This structure carried on into the business world, except now instead of samurai and emperors, it’s between coworkers and bosses. However, as noted above, even native speakers have trouble sorting out sometimes what terms to use when.


Recently, a Twitter user sparked a huge discussion thread around the common expression 了解しました (“I got it/roger”). Originally a military/police force expression, it conveys understanding when receiving instructions and answering requests.

While a polite expression indeed, Twitter user Kikorin issued a friendly warning not to use it towards your boss because it’s not polite enough.

The long answer? Though it is polite, that’s all it is. Polite. You can easily use it with people in the same or a lower position (coworkers and subordinates). However, it lacks those extra layers of respect that show the boss that you are acknowledging that he is indeed the boss. If you want to appeal to the boss, what you need is a bit of brown-nosing and self-depreciation. You need… ADVANCED POLITENESS!

Honorifics (Advanced Politeness)

When responding to your boss, you’ll want to use one of the following honorifics:

承知しました (Shouchi Shimashita)

Shouchi (承知) literally means “acknowledgement/compliance”. Though similar in meaning to “Ryoukai”, it contains the nuance of “acknowledging the other party’s circumstances and complying with their request”.

You can make this expression even more humble by replacing instead shimashita with itashimashita. Itasu is a more humble version of shimasu.

かしこまりました (Kashikomarimashita)

Kashikomarimasu literally translates to “being in awe/taking a humble attitude”. This expression carries the nuance of “although I am inexperienced and nowhere near your level, I will do my best to honor your wishes”. 

You will usually hear this in customer service. Although customers and clients are certainly not bosses or superiors, there is a common concept within Japanese business that “the customer is god”.

Japanese Business Etiquette Evolves

Japanese business etiquette is constantly changing, and it doesn’t always take centuries. Even a few years can make a difference! In fact, a popular Japanese drama from 2013 recently grabbed peoples’ attention when it relaunched earlier this year. The main criticism was: “You can’t do those things in business anymore!”

Yoshimasa Kano, an expert in etiquette from a sociological perspective, states: “Etiquette is not universal. What people view as proper etiquette varies by generation and gender”. Though honorifics developed through Japan’s long history of strict “vertical relationships”, he believes “human relationships have become flat with the times”, which has blurred the lines of what proper etiquette is.

While interpersonal relationships and communication skills are important for business, with the expansion on the internet and online work, face-to-face training is becoming scarce. Many people have faced challenges adapting to the new Japanese business etiquette rules of remote work. The recent employment crisis thanks to COVID has made things even more challenging.
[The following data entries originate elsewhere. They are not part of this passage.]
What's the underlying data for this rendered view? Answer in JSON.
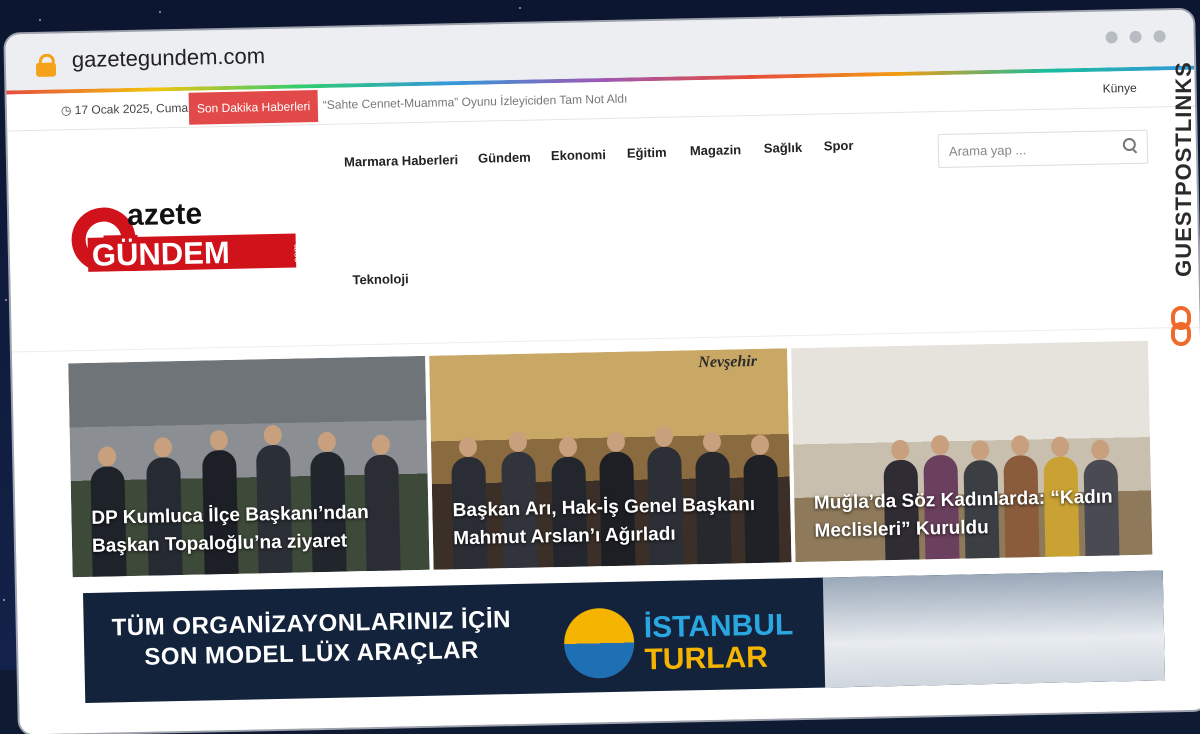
{
  "browser": {
    "url": "gazetegundem.com"
  },
  "topbar": {
    "date": "17 Ocak 2025, Cuma",
    "breaking_label": "Son Dakika Haberleri",
    "breaking_text": "“Sahte Cennet-Muamma” Oyunu İzleyiciden Tam Not Aldı",
    "kunye": "Künye"
  },
  "logo": {
    "line1": "azete",
    "line2": "GÜNDEM",
    "tld": ".com",
    "brand_color": "#d0121b"
  },
  "nav": {
    "items": [
      "Marmara Haberleri",
      "Gündem",
      "Ekonomi",
      "Eğitim",
      "Magazin",
      "Sağlık",
      "Spor",
      "Teknoloji"
    ]
  },
  "search": {
    "placeholder": "Arama yap ..."
  },
  "headlines": [
    {
      "title": "DP Kumluca İlçe Başkanı’ndan Başkan Topaloğlu’na ziyaret"
    },
    {
      "title": "Başkan Arı, Hak-İş Genel Başkanı Mahmut Arslan’ı Ağırladı",
      "scene_text": "Nevşehir"
    },
    {
      "title": "Muğla’da Söz Kadınlarda: “Kadın Meclisleri” Kuruldu"
    }
  ],
  "banner": {
    "line1": "TÜM ORGANİZAYONLARINIZ İÇİN",
    "line2": "SON MODEL LÜX ARAÇLAR",
    "brand_line1": "İSTANBUL",
    "brand_line2": "TURLAR"
  },
  "watermark": {
    "text": "GUESTPOSTLINKS"
  }
}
As Miho Koike, a lecturer at the Japan Service Manners Association, points out, Japanese business etiquette has indeed entered a new era. 

Want more UJ? Get our FREE newsletter 
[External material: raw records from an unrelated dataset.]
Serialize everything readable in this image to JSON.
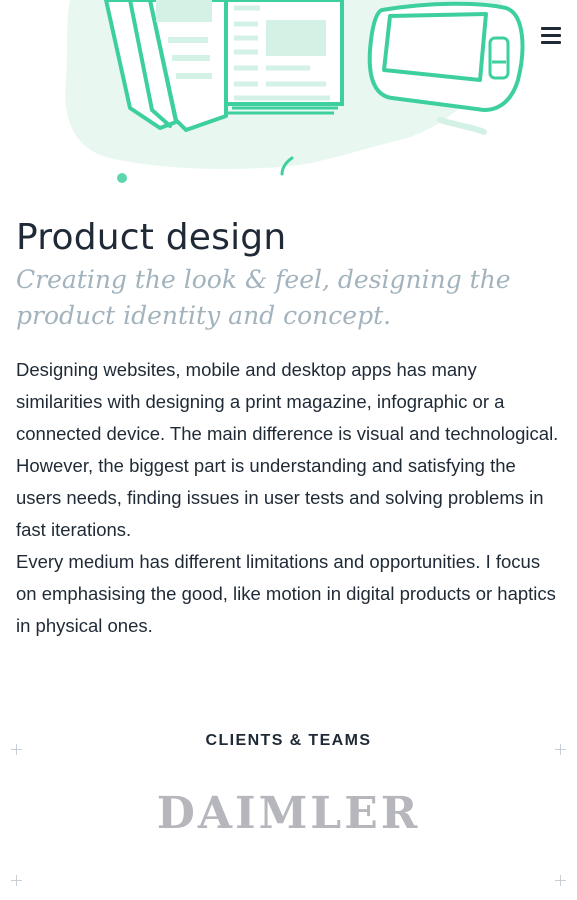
{
  "header": {
    "menu_icon": "hamburger-menu-icon"
  },
  "hero": {
    "illustration": "magazine-and-device-illustration",
    "colors": {
      "stroke": "#3ecf9f",
      "fill": "#e8f8f1",
      "panel": "#d3f1e5"
    }
  },
  "section": {
    "title": "Product design",
    "subtitle": "Creating the look & feel, designing the product identity and concept.",
    "paragraphs": [
      "Designing websites, mobile and desktop apps has many similarities with designing a print magazine, infographic or a connected device. The main difference is visual and technological. However, the biggest part is understanding and satisfying the users needs, finding issues in user tests and solving problems in fast iterations.",
      "Every medium has different limitations and opportunities. I focus on emphasising the good, like motion in digital products or haptics in physical ones."
    ]
  },
  "clients": {
    "heading": "CLIENTS & TEAMS",
    "logos": [
      {
        "name": "DAIMLER"
      }
    ]
  }
}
Need a preview? See our archives

Krys Suzuki

Krys is a Japanese-fluent, English native speaker currently based in the US. A former Tokyo English teacher, Krys now works full time as a J-to-E translator, writer, and artist, with a focus on subjects related to Japanese language and culture. JLPT Level N1. Shares info about Japanese language, culture, and the JLPT on Twitter (SunDogGen).

Japan in Translation
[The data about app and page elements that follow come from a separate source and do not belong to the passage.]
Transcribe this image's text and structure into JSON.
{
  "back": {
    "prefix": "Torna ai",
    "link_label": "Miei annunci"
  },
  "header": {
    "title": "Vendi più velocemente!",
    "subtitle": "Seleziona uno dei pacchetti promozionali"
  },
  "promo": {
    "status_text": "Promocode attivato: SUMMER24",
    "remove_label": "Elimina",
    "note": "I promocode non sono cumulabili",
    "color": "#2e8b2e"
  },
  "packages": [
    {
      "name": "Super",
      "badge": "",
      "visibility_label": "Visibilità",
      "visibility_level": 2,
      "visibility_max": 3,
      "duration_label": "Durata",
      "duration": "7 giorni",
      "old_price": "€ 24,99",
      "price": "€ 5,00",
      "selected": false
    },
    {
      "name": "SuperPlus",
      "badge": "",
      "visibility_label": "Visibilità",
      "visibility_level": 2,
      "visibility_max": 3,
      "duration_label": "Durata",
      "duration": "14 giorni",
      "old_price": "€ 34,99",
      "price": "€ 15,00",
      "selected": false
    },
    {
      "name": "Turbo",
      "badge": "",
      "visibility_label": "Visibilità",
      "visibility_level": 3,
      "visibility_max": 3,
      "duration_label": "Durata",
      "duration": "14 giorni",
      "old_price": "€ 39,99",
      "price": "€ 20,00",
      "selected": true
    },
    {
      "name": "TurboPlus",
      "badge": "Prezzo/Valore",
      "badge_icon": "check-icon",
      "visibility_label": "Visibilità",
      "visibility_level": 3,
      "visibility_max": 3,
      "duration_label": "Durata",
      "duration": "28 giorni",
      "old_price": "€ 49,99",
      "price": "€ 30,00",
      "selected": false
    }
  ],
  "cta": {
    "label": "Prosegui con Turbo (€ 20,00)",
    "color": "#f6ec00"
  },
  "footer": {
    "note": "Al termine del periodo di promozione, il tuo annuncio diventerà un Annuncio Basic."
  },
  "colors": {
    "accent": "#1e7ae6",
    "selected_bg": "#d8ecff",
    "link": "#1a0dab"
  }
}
Subscribe to our free newsletter for a weekly digest of our best work across platforms (Web, Twitter, YouTube). Your support helps us spread the word about the Japan you don’t learn about in anime.

Want a preview? Read our archives

You’ll get one to two emails from us weekly. For more details, see our privacy policy